Vidal even spent time across the river on this trip with Mr. Johnston too. Then went to Garden River with 3 men in a canoe. Shinguukuse and the sub chief were present and Vidal talked to them about the objects of their mission. It is written that Shinguukuse made a favourable reply to Vidal and left.
Augustin Shingwalks son and another came by after dinner tho, and ask explanation of some matters. They conversed some more then Augustin left to council more of their people.
I can assume there was a lot of miss communication with 2 very different languages over such an important subject matter. And that lack of communication and understanding of the treaty made a further divide and lack of trust in the treaty in years after this moment.

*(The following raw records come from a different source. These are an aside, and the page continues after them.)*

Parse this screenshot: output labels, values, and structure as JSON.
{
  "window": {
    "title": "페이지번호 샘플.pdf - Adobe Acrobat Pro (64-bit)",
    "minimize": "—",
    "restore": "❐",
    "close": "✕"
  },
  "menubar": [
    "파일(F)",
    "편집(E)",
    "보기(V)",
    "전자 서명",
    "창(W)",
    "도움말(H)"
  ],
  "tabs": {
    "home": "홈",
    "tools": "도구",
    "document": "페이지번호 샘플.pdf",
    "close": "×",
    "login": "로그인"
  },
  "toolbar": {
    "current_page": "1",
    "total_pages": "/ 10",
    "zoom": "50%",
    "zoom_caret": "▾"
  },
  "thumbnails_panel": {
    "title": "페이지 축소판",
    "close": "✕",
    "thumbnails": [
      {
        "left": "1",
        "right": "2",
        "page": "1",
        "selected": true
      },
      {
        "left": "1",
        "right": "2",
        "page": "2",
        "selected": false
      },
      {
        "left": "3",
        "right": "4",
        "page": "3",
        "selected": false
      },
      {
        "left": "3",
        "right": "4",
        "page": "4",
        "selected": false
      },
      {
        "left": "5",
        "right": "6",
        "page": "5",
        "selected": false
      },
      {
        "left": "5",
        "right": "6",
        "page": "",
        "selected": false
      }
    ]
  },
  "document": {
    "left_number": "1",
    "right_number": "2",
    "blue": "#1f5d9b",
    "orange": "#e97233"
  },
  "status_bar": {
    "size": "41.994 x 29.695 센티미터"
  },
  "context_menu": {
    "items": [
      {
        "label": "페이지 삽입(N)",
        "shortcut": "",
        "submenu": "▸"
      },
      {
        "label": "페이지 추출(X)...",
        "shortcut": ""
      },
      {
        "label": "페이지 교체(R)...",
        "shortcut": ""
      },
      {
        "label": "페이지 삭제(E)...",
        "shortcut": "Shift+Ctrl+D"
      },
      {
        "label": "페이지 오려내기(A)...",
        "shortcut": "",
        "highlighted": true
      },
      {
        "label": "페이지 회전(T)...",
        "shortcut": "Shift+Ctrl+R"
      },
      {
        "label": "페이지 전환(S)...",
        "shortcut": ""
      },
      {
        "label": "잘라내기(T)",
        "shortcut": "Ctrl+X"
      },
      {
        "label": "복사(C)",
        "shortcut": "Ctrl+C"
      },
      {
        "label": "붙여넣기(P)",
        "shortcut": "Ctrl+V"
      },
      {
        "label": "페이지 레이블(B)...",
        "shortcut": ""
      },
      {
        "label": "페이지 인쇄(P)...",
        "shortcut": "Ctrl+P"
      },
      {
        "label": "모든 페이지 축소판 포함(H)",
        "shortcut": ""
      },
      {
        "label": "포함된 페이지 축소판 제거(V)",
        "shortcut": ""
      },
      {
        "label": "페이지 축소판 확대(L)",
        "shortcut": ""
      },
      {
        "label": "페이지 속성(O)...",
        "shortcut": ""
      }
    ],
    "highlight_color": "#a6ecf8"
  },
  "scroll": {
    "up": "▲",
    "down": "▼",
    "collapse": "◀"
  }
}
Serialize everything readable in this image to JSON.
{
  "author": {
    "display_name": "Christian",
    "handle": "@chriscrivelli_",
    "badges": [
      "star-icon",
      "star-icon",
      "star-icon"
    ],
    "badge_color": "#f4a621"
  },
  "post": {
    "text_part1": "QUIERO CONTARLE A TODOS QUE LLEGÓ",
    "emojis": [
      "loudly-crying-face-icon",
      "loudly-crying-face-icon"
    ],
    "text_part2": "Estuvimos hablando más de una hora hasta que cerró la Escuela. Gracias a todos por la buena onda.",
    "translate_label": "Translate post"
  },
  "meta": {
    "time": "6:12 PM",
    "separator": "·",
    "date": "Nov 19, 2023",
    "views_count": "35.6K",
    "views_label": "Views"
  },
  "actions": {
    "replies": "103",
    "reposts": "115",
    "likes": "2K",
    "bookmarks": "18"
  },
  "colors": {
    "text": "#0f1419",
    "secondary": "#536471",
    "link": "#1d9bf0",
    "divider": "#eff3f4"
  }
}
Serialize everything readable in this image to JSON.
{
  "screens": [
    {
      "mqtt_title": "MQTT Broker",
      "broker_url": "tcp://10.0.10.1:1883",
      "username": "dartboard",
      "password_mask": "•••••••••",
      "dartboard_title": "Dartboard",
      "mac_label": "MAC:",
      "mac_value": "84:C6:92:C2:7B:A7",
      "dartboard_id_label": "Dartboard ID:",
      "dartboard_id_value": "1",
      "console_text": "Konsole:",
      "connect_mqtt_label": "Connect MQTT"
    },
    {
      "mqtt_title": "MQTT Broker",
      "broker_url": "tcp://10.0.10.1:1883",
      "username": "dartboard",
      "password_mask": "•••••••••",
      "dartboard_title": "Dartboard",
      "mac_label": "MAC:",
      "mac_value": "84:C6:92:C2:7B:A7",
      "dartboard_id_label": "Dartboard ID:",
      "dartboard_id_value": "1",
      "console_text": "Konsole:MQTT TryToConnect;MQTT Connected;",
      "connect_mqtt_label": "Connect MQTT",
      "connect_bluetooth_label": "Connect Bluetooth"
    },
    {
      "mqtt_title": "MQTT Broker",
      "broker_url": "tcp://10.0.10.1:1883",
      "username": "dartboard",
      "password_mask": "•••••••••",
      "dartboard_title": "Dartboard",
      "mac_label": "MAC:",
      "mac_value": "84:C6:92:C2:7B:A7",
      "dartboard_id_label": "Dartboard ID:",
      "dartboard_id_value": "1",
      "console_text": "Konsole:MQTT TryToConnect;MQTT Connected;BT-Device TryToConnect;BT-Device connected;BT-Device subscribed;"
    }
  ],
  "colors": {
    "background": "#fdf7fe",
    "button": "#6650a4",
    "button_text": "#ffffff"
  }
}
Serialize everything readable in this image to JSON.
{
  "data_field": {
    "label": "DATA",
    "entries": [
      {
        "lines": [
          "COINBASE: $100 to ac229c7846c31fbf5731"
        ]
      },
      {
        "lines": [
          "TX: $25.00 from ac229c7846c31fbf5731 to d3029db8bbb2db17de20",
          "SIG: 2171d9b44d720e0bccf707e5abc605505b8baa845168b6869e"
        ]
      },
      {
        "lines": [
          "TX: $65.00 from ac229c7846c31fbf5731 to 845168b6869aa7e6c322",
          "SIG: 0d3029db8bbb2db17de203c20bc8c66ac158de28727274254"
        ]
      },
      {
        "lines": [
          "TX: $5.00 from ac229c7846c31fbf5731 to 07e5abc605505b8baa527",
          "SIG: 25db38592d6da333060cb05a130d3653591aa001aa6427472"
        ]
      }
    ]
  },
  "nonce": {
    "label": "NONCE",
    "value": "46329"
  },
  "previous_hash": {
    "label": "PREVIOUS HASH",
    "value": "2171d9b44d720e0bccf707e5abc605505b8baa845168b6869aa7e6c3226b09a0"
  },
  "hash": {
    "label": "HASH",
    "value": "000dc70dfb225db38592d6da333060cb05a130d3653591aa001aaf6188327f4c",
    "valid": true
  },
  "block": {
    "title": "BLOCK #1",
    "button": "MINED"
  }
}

As controversial as it was Vidals maps in 1846 laid the groundwork for the future development of Sault Ste. Marie. You can see the names of the first settlers with their blocks of land along the waterfront in his settlers' sketch. There were only 43 plots of land all designated to a last name who owns the land. We even have what was on the land. If there was A home, an enclosure, and/or barn and whom lived there, even if it was not the owner (for example the sister of the male owner actually lives on the land.
He then turned that sketch and list of settlers into a well-planned map where streets are formed.
In later maps of Vidals you see that layout that he set out come to life and expanded upon. Growing past west street to grow the Hudson Bay Co. and canal district we can recognize today in 1854.